● **WHAT YOU WILL DO**
In the records below, find each line with "name" and copy it.

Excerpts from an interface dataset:
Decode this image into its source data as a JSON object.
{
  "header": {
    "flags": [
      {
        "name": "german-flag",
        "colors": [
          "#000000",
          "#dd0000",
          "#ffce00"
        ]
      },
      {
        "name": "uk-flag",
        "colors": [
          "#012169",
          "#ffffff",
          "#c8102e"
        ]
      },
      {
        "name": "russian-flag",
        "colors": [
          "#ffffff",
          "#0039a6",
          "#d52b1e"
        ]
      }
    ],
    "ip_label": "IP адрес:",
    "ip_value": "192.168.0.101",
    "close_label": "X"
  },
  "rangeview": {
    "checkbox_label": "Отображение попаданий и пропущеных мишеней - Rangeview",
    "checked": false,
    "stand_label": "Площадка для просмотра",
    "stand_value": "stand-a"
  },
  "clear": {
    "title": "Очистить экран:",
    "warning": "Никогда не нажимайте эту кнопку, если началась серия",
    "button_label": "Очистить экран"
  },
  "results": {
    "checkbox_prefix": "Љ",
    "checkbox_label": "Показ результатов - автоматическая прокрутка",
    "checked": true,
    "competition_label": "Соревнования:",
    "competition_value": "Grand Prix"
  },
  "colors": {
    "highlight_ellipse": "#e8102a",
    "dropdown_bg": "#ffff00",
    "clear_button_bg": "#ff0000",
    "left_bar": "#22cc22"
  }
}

● **TASK SOLUTION**
        "name": "german-flag",
        "name": "uk-flag",
        "name": "russian-flag",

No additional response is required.